My investment style when I first started investing can be described with two words: guess work. I randomly picked on a stock that I liked and hoped it will go up in price. When it did, I felt smart and when it didn’t,I blamed something else. However, after years, I found a particular style that I am quite comfortable with; investing in companies where everyone else hates. This is a case study of how I go about making such an investment.
The Other OSIM
OSIM International (OSIM: SP) is the market leader of lifestyle products such as massage equipment, fitness equipment and diagnostic equipment. It has been a darling of the stock market since its recovery from the global financial crisis. As its share price continues to climb, its biggest competitor OTO Holdings (6880: HK) IPO at the end of 2011. Although OSIM shares continue to do well even today, it was never a share I would feel comfortable investing in after I came across it in 2012. I always believed in managing expectation when investing and investors have some huge expectations for OSIM which I find myself hard to agree to.
On the other hand, in late 2012, OTO Holdings’ shares have dropped more than 65% from its IPO price of HK$1.58 per share to about HK$0.50 per share. It might have been affected by the fact that the management announced a profit warning right after the IPO but had projected good growth in its IPO prospectus. It is hard to comprehend how management can get it wrong so badly. Investors started to abandon the shares. Investors hated it so much that the company is trading below its net cash value of HK$0.63 per share at that time. This is for a company that is still profitable, growing (over the long term), and located in one of the largest consumer market in the world.
I bought into the company at the end of 2012. However, the ride has not been smooth; the shares rallied and fell over a few cycles in such a short period of time. However, over the course of the investment, the fundamental of the companies has not changed. In fact, things are getting better over the past 18 months. Seeing the turnaround as a more possible scenario, investors started to take notice of the company again.
I sold out of it after there have been indications that OTO might became a possible acquisition target. OTO Holdings roughly gained 100% from my entry price while OSIM advanced about 50% during the same period. Although I sold out for a few reasons, the main takeaway from this investment is this;
1) Buying into an “OK” company when others have low expectation can be profitable. Sometimes more profitable than buying a “good” company haunted by huge expectations
2) The turnaround might take years and require a little bit of luck on the investors’ side
3) Never fall in love with a turnaround investment, you invested in hope for an event, once it materialized, you should consider taking profit
Value In Action
Investing is very much a personal exploration process.

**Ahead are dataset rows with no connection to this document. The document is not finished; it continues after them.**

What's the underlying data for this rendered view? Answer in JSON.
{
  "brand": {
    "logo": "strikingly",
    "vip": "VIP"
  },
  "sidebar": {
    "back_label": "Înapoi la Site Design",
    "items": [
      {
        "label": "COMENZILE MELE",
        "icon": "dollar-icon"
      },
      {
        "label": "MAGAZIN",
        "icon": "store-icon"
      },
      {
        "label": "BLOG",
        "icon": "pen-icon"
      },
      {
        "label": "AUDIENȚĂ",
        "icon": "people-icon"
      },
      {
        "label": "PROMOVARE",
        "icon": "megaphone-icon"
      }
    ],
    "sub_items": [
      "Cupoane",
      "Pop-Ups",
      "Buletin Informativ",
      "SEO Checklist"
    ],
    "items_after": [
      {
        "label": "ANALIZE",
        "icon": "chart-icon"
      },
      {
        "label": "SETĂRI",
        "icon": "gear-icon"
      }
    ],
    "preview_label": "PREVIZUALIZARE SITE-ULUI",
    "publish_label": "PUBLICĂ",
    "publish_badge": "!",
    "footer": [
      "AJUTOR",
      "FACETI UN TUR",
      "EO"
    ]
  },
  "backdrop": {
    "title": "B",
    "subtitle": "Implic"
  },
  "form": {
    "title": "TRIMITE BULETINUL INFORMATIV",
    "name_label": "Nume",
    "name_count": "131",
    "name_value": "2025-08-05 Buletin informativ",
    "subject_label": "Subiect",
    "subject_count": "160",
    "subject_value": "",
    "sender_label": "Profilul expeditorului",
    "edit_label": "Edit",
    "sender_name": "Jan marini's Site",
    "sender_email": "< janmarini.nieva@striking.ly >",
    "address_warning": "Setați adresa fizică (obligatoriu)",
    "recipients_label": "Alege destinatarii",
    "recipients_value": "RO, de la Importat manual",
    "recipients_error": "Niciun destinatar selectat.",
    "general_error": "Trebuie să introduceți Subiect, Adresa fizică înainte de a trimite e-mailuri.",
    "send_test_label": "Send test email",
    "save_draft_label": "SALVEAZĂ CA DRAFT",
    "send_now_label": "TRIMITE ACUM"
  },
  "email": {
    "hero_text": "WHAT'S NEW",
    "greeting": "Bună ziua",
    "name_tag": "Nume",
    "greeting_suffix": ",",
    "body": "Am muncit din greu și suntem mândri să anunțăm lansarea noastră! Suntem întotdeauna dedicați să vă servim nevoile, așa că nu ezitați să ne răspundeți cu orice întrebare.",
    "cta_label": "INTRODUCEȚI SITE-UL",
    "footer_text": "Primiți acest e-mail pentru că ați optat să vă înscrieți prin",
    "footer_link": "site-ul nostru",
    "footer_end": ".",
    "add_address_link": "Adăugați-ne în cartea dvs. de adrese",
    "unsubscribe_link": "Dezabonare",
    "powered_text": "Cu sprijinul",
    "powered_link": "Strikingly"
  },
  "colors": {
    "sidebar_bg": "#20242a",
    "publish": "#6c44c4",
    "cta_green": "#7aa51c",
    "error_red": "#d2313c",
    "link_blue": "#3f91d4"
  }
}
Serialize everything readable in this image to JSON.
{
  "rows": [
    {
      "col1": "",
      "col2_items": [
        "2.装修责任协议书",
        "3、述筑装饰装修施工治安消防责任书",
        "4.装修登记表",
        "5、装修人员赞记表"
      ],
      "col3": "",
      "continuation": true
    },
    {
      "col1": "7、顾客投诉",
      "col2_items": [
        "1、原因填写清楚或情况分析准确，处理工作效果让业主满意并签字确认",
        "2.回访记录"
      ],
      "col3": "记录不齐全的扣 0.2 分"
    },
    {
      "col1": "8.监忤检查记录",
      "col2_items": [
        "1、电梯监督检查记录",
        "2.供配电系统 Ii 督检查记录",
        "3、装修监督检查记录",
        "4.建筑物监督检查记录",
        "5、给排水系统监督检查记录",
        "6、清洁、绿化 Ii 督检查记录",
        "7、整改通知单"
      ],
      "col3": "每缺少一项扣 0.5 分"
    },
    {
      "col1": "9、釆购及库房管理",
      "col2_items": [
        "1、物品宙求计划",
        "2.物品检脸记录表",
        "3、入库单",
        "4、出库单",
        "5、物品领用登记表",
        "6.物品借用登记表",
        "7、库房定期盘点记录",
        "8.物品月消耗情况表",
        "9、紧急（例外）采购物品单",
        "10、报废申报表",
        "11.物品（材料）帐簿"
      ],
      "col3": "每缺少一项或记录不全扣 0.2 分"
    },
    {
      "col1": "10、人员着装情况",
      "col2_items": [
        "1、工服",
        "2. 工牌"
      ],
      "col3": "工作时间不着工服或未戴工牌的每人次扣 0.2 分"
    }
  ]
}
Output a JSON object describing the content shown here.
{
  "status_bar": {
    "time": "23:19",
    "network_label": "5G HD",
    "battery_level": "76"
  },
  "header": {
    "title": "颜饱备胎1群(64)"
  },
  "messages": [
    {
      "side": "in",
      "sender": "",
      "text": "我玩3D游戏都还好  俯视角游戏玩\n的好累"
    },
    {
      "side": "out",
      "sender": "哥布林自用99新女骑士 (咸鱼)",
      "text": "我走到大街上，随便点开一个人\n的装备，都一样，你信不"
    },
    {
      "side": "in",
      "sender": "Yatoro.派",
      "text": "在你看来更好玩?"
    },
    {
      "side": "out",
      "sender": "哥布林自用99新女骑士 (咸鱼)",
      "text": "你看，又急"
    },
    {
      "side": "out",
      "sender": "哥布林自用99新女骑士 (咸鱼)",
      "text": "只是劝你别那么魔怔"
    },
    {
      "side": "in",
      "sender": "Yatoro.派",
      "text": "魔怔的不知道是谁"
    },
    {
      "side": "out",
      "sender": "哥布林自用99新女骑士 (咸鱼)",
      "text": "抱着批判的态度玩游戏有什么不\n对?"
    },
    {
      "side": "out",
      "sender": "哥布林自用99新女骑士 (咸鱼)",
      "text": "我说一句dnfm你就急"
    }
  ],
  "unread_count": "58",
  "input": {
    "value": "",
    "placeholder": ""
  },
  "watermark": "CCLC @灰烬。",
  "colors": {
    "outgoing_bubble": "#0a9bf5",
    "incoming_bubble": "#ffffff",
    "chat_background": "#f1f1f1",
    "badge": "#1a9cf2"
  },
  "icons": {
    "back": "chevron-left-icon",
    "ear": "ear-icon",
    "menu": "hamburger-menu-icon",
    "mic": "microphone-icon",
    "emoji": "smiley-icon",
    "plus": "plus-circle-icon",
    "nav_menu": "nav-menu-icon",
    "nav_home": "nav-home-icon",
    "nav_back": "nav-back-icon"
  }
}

I do not invest only using one method but this is just one of the methods that I am more comfortable with. Similarly, you do not need to copy this strategy to be a successful investor. Investing is comparable to martial arts, there is never a technique that is better than another, there is only a difference in skill between the practitioners. All you have to do is to experiment with different strategies until you find one that you are comfortable with.Join us on Facebook for more exciting updates and discussion about value investing. Submit your email address for important market updates and FREE case studies![contact-form-7 404 "Not Found"] We will only provide you with information relevant to value investing. You can unsubscribe at any time. Your contact details will be safeguarded. The information provided is for general information purposes only and is not intended to be any investment or financial advice. All views and opinions articulated in the article were expressed in Stanley Lim’s personal capacity and do not in any way represent those of his employer and other related entities. Stanley Lim do not own any shares in the companies mentioned above.